Exercise> I'd like every line from the material below that has "mnemonic" in it.

Dataset entries>
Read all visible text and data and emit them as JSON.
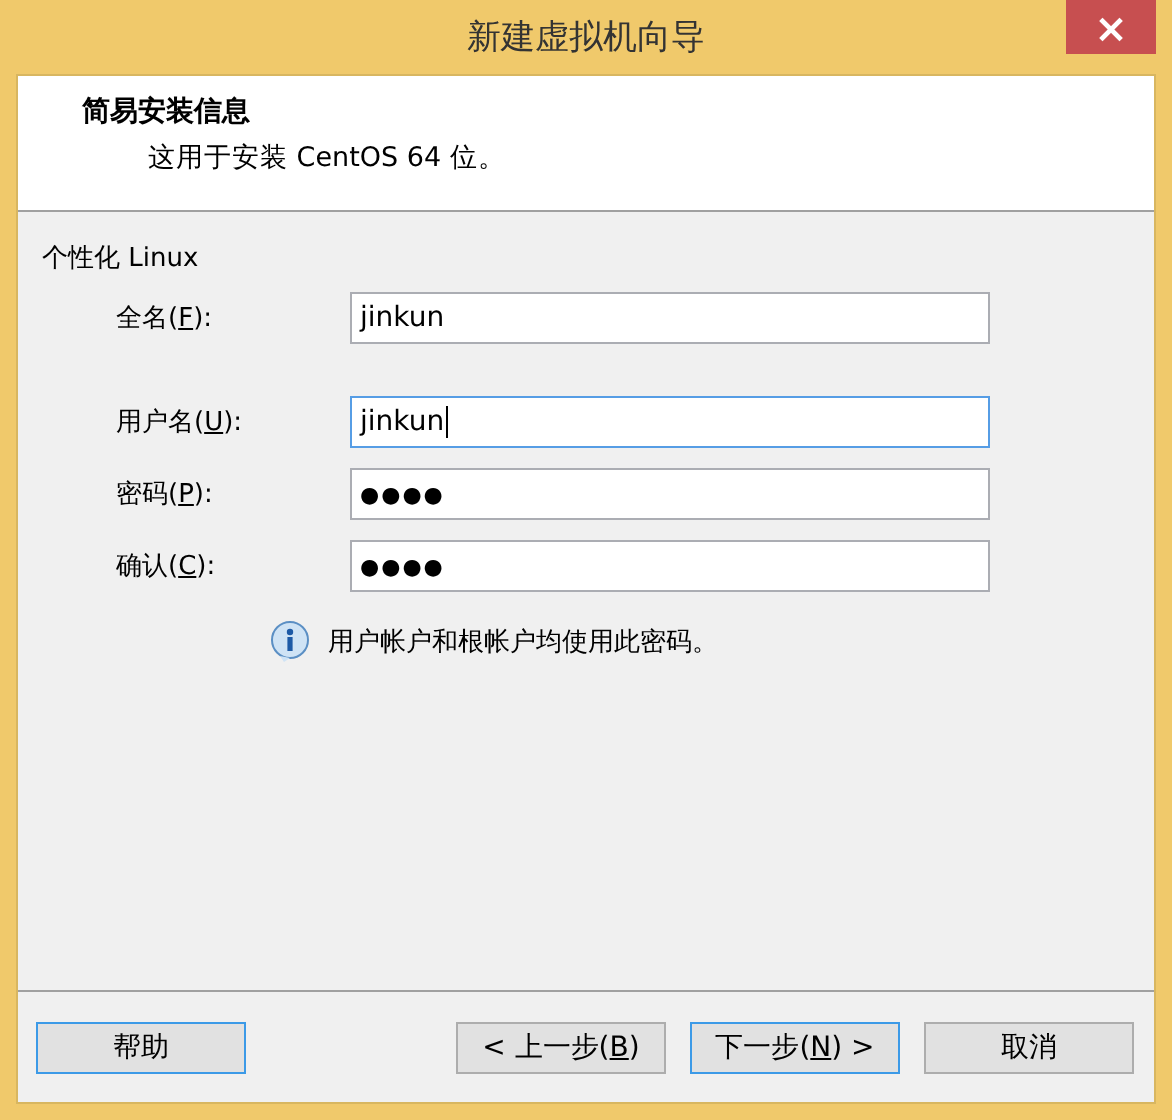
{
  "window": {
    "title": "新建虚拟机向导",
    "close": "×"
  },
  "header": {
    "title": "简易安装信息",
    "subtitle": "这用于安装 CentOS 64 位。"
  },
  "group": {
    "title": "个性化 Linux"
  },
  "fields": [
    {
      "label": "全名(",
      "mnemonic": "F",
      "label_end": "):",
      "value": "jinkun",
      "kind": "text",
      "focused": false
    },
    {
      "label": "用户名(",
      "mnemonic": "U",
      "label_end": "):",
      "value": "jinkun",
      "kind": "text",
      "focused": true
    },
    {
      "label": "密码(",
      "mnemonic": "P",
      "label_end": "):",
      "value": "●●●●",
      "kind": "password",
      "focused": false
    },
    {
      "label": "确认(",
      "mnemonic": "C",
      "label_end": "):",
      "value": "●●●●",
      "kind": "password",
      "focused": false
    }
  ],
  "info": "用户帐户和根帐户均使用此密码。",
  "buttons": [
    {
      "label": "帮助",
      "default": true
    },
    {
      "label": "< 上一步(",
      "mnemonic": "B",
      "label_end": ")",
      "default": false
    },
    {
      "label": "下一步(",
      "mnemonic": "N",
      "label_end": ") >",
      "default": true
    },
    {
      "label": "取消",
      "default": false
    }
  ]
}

Answer to the exercise>
      "mnemonic": "F",
      "mnemonic": "U",
      "mnemonic": "P",
      "mnemonic": "C",
      "mnemonic": "B",
      "mnemonic": "N",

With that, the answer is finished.